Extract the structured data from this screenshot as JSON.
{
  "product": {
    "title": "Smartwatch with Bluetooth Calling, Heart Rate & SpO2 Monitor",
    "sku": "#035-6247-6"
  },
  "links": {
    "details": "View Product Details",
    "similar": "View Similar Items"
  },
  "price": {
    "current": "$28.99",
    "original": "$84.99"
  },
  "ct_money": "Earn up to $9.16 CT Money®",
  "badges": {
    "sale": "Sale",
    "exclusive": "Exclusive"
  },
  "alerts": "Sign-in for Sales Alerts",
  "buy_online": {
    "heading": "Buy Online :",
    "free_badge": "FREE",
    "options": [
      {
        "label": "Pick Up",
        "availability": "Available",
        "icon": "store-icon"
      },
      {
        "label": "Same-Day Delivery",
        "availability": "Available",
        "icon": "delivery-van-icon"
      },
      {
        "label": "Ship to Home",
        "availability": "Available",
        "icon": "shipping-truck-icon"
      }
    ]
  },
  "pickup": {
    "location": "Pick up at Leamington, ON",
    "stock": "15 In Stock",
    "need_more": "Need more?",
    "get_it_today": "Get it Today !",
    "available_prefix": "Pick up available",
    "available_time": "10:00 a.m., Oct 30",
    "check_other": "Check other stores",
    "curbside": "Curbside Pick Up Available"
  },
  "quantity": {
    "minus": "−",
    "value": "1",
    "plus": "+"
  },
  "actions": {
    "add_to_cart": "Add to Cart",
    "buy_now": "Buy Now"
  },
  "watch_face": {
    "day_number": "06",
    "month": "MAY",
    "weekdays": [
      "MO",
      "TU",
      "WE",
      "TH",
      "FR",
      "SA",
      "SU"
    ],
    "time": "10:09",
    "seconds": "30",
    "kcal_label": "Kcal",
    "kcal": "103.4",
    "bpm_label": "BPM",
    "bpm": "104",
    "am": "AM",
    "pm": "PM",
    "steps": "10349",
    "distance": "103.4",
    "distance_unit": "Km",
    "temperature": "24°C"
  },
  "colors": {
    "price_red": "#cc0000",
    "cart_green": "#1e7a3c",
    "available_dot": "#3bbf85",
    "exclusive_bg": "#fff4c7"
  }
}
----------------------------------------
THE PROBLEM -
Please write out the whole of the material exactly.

SOLUTION FOR THIS EXERCISE -
Extract the structured data from this screenshot as JSON.
{
  "product": {
    "title": "Smartwatch with Bluetooth Calling, Heart Rate & SpO2 Monitor",
    "sku": "#035-6247-6"
  },
  "links": {
    "details": "View Product Details",
    "similar": "View Similar Items"
  },
  "price": {
    "current": "$28.99",
    "original": "$84.99"
  },
  "ct_money": "Earn up to $9.16 CT Money®",
  "badges": {
    "sale": "Sale",
    "exclusive": "Exclusive"
  },
  "alerts": "Sign-in for Sales Alerts",
  "buy_online": {
    "heading": "Buy Online :",
    "free_badge": "FREE",
    "options": [
      {
        "label": "Pick Up",
        "availability": "Available",
        "icon": "store-icon"
      },
      {
        "label": "Same-Day Delivery",
        "availability": "Available",
        "icon": "delivery-van-icon"
      },
      {
        "label": "Ship to Home",
        "availability": "Available",
        "icon": "shipping-truck-icon"
      }
    ]
  },
  "pickup": {
    "location": "Pick up at Leamington, ON",
    "stock": "15 In Stock",
    "need_more": "Need more?",
    "get_it_today": "Get it Today !",
    "available_prefix": "Pick up available",
    "available_time": "10:00 a.m., Oct 30",
    "check_other": "Check other stores",
    "curbside": "Curbside Pick Up Available"
  },
  "quantity": {
    "minus": "−",
    "value": "1",
    "plus": "+"
  },
  "actions": {
    "add_to_cart": "Add to Cart",
    "buy_now": "Buy Now"
  },
  "watch_face": {
    "day_number": "06",
    "month": "MAY",
    "weekdays": [
      "MO",
      "TU",
      "WE",
      "TH",
      "FR",
      "SA",
      "SU"
    ],
    "time": "10:09",
    "seconds": "30",
    "kcal_label": "Kcal",
    "kcal": "103.4",
    "bpm_label": "BPM",
    "bpm": "104",
    "am": "AM",
    "pm": "PM",
    "steps": "10349",
    "distance": "103.4",
    "distance_unit": "Km",
    "temperature": "24°C"
  },
  "colors": {
    "price_red": "#cc0000",
    "cart_green": "#1e7a3c",
    "available_dot": "#3bbf85",
    "exclusive_bg": "#fff4c7"
  }
}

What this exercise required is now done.